“We are a social group.” Mrs. Mottle said, taken aback at Rose’s fierceness. “We get together and talk about the happenings in the neighborhood.”

“Gossips, the lot of you.” Rose tapped her heels impatiently. “I’m due at the office in twenty minutes. If I arrive late and someone else grabs up the spot, I’m blaming you.”

“Me?” Mrs. Mottle’s heart fluttered. “Rose, you are so irritated at me when I’m only trying to help you…for your own good! They may take you away!”

“What?” Rose’s eyes narrowed and she stepped forward. “What did you say? What have you been telling the block party, Mrs. Mottle? Only too happy to ‘report,’ aren’t you?”

Mrs. Mottle realized she’d said too much. “N-no, of course not, dear. We’re only here to help! I would never get you…in trouble, but for your own good, it––”

“Then what is it? What did I do this time?”

“Rose, you must understand that I have your best interests at heart. This morning,” She sighed, “Now prepare yourself…this morning your shower was seven minutes.” Mrs. Mottle looked up hopefully only to find Rose staring down at her open-mouthed.

Rose crossed her arms. “And? I’m waiting for the punch line…”

The younger woman laughed shortly. “Oh, Rose, why, you’ve forgotten! The new edict! Now let me see if I remember it straight, ‘all citizens are responsible for their water use. To go beyond the recommended five minutes for a shower is shameful and a waste.’ So you see––”

“Oh, shut up!” Rose pulled her handbag up higher on her shoulder. “What does it matter if I take a seven-minute shower? What does it matter if I take a twenty-minute shower? I’m paying for it! We have entire oceans at our disposal, and, apparently you haven’t noticed because you’ve been too busy spying on people, it has rained cats and dogs every evening for the last eight days! Oh, and another thing! You think the Higher-Ups really care about these things? You think the block party does? Damn it, Mrs. Mottle! Can’t you see what they’re doing?”

“Of course, Rose, but Practical Science states––”

“Ha! As if PS is ever practical! Or right! One day eggs are good for you, the next they’re bad! Why, I saw an article just the other day on the evils of fruit! Fruit! You know what it is, don’t you? They want us to eat only that dog food for humans they keep manufacturing, while the Higher-Ups feed on steak and wine! Oh, I can’t believe I let you rile me up this early in the morning! Good day, Mrs. Mottle!” Rose tromped off in her heels.

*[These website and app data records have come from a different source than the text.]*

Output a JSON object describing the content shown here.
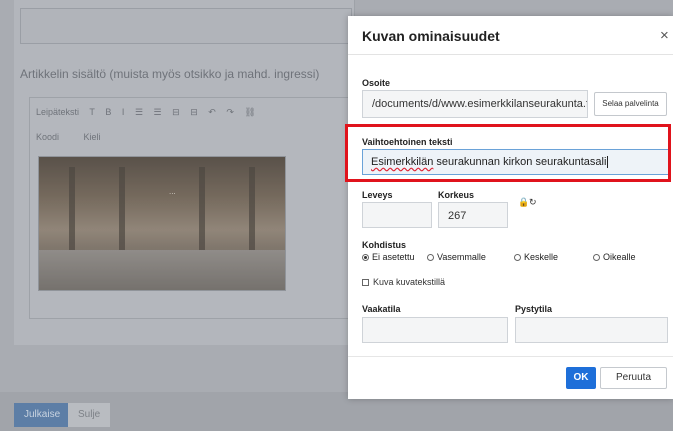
{
  "background": {
    "content_label": "Artikkelin sisältö (muista myös otsikko ja mahd. ingressi)",
    "toolbar": [
      "Leipäteksti",
      "T",
      "B",
      "I",
      "☰",
      "☰",
      "⊟",
      "⊟",
      "↶",
      "↷",
      "⛓"
    ],
    "toolbar2": [
      "Koodi",
      "Kieli"
    ],
    "image_caption": "...",
    "publish_label": "Julkaise",
    "close_label": "Sulje"
  },
  "dialog": {
    "title": "Kuvan ominaisuudet",
    "close_icon": "×",
    "address_label": "Osoite",
    "address_value": "/documents/d/www.esimerkkilanseurakunta.fi/sı",
    "browse_label": "Selaa palvelinta",
    "alt_label": "Vaihtoehtoinen teksti",
    "alt_value_misspelled": "Esimerkkilän",
    "alt_value_rest": " seurakunnan kirkon seurakuntasali",
    "width_label": "Leveys",
    "width_value": "",
    "height_label": "Korkeus",
    "height_value": "267",
    "lock_icon": "🔒",
    "reset_icon": "↻",
    "align_label": "Kohdistus",
    "align_options": [
      "Ei asetettu",
      "Vasemmalle",
      "Keskelle",
      "Oikealle"
    ],
    "align_selected": 0,
    "caption_checkbox": "Kuva kuvatekstillä",
    "hspace_label": "Vaakatila",
    "hspace_value": "",
    "vspace_label": "Pystytila",
    "vspace_value": "",
    "ok_label": "OK",
    "cancel_label": "Peruuta"
  },
  "colors": {
    "highlight": "#e0131c",
    "ok_button": "#1e6fd9"
  }
}
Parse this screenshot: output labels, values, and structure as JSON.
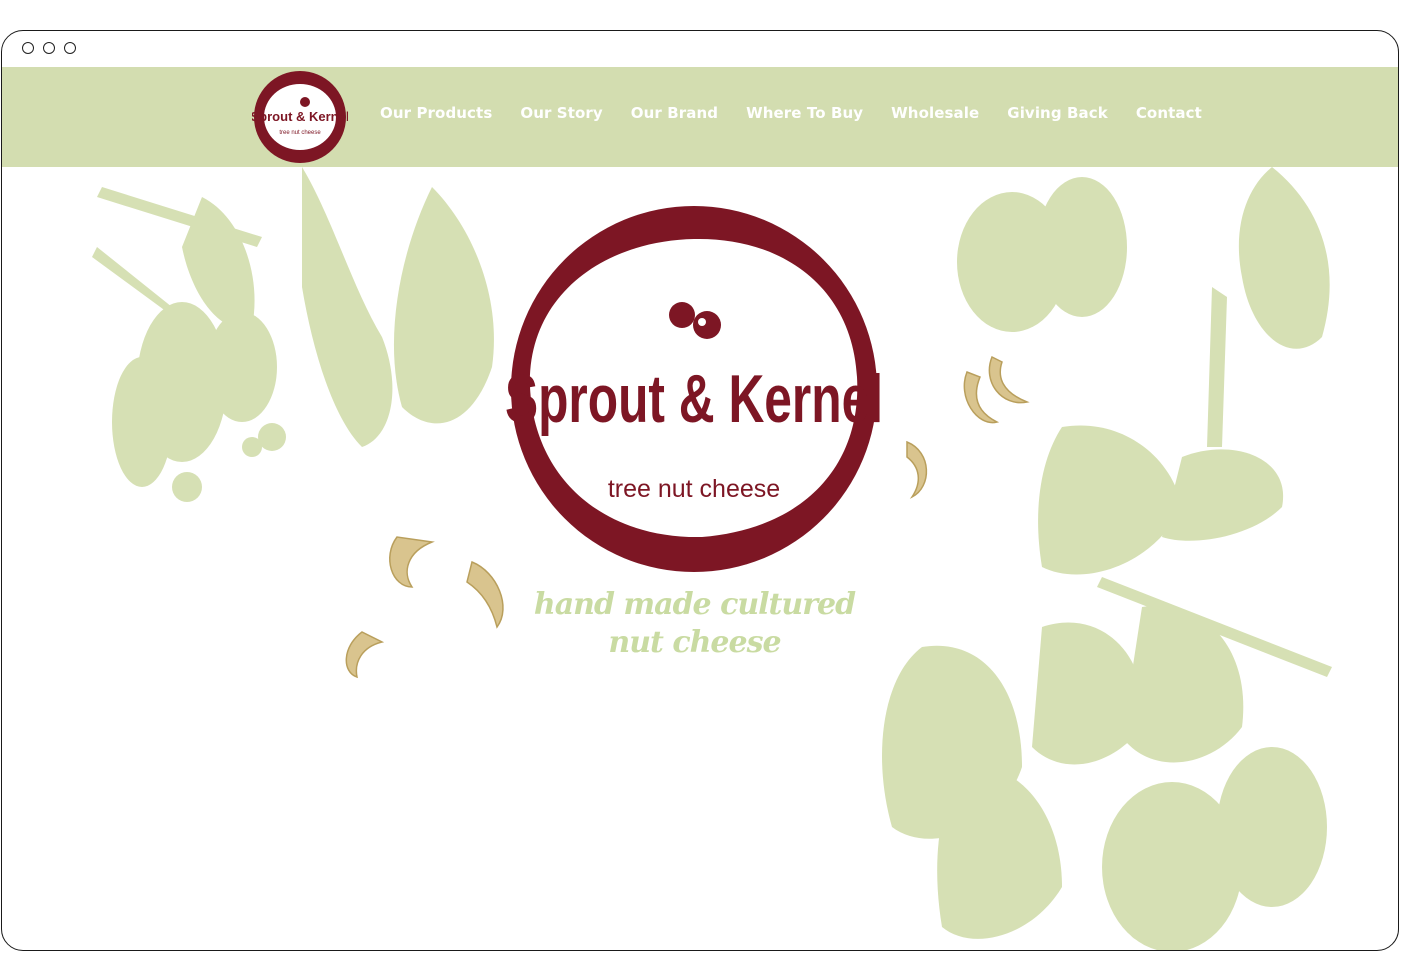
{
  "brand": {
    "name": "Sprout & Kernel",
    "subtitle": "tree nut cheese"
  },
  "nav": {
    "items": [
      {
        "label": "Our Products"
      },
      {
        "label": "Our Story"
      },
      {
        "label": "Our Brand"
      },
      {
        "label": "Where To Buy"
      },
      {
        "label": "Wholesale"
      },
      {
        "label": "Giving Back"
      },
      {
        "label": "Contact"
      }
    ]
  },
  "hero": {
    "tagline_line1": "hand made cultured",
    "tagline_line2": "nut cheese"
  },
  "colors": {
    "nav_bg": "#d3ddb0",
    "brand_red": "#7d1624",
    "leaf_green": "#d6e0b4",
    "cashew": "#d9c48e"
  }
}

Her neighbor looked sorrowfully after her. Little did Rose know the danger she was in. Two more strikes and she would have to be put in Rehabilitation…for the common good, of course. Mrs. Mottle didn’t like her task, but the important thing was that the laws be kept. Rose was always going off about the “stupid, ridiculous, impractical laws that made real living impossible!” Mrs. Mottle didn’t think that was for them to judge. That was for the Higher-Ups, the people who knew better. She wasn’t sure at that moment why they did know better, but surely they must, as they were in charge. She must inform the party of Rose’s seven-minute shower. The young lady puffed out her chest. They would talk it through. They would come up with a solution and show Rose how her thinking was wrong. It was only a matter of time.

Story originally written in 2010.  –P. Beldona